[TASK INSTRUCTIONS]: Filter the listing below down to the lines containing the word "overdue".

[EXCERPTED DATA]:
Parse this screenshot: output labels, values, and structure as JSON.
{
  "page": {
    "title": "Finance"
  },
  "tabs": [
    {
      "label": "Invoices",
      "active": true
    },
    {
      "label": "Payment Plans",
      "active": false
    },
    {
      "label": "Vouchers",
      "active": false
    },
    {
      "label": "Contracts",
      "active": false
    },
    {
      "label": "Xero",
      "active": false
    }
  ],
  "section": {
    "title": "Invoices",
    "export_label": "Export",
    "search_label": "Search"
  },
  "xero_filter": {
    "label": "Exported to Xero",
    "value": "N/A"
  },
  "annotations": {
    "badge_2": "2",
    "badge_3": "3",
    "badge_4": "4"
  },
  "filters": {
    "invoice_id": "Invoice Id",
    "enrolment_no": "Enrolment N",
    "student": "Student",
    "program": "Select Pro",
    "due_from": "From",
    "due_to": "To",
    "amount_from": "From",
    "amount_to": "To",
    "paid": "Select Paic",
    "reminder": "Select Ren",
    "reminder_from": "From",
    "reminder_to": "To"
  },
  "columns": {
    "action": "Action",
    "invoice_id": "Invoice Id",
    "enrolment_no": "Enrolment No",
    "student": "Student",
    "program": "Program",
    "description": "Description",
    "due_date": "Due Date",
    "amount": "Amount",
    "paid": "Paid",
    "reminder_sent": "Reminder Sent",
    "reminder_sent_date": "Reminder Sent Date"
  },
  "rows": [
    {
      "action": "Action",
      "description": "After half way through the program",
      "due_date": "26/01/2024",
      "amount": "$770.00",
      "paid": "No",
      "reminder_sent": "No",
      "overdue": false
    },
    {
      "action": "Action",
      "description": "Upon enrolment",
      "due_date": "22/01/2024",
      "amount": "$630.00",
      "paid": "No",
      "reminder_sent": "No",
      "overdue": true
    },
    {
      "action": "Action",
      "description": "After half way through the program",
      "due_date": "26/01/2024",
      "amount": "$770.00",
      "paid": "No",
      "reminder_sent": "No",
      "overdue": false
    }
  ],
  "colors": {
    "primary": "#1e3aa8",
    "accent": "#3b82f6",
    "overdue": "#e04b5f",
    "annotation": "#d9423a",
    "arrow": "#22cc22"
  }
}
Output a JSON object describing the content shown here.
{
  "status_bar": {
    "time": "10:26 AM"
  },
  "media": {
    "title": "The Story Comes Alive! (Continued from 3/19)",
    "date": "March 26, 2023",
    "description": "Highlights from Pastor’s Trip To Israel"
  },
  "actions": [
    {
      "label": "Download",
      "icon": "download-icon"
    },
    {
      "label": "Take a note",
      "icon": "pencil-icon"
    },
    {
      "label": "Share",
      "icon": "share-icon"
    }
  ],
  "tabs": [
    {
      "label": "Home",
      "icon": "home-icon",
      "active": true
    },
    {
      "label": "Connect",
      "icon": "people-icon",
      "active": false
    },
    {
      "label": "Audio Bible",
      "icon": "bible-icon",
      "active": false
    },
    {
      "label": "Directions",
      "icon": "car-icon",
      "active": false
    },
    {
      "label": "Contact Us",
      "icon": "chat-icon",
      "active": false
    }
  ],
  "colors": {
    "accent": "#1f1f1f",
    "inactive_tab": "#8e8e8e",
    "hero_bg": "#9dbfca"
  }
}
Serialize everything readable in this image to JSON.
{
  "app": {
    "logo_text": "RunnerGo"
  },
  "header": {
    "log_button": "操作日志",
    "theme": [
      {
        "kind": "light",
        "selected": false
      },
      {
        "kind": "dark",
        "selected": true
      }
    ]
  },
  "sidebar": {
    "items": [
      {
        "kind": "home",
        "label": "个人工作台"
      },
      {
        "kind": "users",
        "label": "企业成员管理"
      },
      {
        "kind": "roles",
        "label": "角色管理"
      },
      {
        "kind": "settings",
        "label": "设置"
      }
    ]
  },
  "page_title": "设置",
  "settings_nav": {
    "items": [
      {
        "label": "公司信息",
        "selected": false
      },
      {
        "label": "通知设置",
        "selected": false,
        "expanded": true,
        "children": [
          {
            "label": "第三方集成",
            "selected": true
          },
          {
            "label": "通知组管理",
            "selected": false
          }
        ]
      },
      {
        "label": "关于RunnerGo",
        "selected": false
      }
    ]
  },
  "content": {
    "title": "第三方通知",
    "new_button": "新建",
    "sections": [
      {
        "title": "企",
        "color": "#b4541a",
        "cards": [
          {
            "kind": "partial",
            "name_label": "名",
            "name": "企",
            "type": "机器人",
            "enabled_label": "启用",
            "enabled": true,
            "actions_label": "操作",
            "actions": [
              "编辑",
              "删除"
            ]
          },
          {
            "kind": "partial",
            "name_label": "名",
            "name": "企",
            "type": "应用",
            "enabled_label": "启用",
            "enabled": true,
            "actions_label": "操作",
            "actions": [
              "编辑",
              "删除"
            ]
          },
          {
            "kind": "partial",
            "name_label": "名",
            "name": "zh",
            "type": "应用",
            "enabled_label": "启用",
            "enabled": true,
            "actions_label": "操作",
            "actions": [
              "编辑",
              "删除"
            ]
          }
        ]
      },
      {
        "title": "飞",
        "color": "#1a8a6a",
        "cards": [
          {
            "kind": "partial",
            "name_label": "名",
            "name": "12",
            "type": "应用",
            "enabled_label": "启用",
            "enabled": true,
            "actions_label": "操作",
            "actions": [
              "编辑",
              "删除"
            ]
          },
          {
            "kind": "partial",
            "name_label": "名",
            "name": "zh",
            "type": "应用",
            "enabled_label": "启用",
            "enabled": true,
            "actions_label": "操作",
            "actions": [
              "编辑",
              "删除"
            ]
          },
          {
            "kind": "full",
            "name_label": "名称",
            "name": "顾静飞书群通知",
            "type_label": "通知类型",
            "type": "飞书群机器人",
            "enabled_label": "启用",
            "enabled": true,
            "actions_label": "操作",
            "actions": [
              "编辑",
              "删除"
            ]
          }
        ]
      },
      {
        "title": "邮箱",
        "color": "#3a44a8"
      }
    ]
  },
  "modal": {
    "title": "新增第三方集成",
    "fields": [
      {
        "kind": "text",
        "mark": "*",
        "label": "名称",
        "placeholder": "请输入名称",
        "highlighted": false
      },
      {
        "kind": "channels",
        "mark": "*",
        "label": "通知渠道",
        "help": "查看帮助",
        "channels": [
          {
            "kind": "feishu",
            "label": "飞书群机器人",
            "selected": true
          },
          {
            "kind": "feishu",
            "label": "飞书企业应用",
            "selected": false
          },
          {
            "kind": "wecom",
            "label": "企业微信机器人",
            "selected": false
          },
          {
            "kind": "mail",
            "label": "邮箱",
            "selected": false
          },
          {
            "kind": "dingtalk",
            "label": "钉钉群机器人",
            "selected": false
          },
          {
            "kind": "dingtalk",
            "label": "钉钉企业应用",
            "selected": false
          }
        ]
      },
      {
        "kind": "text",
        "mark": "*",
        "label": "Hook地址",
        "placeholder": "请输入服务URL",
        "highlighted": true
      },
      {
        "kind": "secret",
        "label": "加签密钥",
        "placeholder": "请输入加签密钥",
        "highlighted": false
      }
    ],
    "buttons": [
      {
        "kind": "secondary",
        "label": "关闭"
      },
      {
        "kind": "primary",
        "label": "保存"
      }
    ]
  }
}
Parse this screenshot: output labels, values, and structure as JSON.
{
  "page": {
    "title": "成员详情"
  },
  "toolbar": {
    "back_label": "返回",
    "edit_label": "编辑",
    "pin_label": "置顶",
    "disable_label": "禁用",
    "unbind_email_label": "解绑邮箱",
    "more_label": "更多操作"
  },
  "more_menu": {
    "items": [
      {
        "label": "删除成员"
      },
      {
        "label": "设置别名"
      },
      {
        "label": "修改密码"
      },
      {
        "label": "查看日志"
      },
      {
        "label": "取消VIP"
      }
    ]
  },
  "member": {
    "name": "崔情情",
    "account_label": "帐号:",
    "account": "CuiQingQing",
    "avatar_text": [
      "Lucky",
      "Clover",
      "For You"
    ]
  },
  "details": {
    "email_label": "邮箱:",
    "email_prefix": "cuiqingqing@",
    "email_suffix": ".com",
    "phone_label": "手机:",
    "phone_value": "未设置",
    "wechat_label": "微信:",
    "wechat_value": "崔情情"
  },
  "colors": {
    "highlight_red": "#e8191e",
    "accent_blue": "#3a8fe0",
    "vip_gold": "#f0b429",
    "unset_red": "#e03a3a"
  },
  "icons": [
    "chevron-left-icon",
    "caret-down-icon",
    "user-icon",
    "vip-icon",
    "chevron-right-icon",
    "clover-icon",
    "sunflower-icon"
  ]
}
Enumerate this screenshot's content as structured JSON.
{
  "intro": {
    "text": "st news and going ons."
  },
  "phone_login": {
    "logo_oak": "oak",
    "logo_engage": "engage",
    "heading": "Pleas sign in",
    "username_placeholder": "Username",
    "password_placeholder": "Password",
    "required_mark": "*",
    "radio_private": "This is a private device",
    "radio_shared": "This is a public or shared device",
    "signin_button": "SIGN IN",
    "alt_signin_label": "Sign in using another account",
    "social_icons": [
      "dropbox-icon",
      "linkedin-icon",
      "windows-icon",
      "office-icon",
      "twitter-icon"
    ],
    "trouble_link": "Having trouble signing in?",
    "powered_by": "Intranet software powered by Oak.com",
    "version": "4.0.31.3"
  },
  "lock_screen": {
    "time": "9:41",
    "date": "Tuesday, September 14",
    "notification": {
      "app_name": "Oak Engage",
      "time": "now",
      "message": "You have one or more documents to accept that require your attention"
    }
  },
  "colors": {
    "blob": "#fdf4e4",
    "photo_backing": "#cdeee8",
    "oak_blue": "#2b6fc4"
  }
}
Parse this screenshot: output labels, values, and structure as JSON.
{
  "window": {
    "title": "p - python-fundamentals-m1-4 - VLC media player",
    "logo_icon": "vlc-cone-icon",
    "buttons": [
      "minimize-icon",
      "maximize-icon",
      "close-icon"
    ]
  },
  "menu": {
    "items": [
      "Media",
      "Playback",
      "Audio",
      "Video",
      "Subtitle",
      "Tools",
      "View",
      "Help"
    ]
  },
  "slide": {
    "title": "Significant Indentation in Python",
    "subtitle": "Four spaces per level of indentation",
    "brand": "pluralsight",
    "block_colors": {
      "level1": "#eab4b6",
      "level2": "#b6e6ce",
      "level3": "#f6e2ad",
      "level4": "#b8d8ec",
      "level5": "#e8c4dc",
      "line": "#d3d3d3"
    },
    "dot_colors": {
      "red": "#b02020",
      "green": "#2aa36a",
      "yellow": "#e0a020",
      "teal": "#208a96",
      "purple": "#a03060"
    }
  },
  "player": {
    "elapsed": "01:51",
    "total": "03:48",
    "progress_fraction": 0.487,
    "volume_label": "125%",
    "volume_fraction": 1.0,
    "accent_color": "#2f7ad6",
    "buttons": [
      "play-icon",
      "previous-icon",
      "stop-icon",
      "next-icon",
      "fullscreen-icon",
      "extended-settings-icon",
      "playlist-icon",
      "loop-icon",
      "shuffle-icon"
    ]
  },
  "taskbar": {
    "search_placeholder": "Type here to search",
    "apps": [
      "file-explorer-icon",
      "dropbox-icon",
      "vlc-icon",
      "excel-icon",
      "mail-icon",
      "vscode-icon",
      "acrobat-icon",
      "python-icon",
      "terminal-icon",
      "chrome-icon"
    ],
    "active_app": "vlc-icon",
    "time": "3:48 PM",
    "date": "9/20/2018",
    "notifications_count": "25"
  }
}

[RESULT BELOW]:
      "overdue": false
      "overdue": true
      "overdue": false
    "overdue": "#e04b5f",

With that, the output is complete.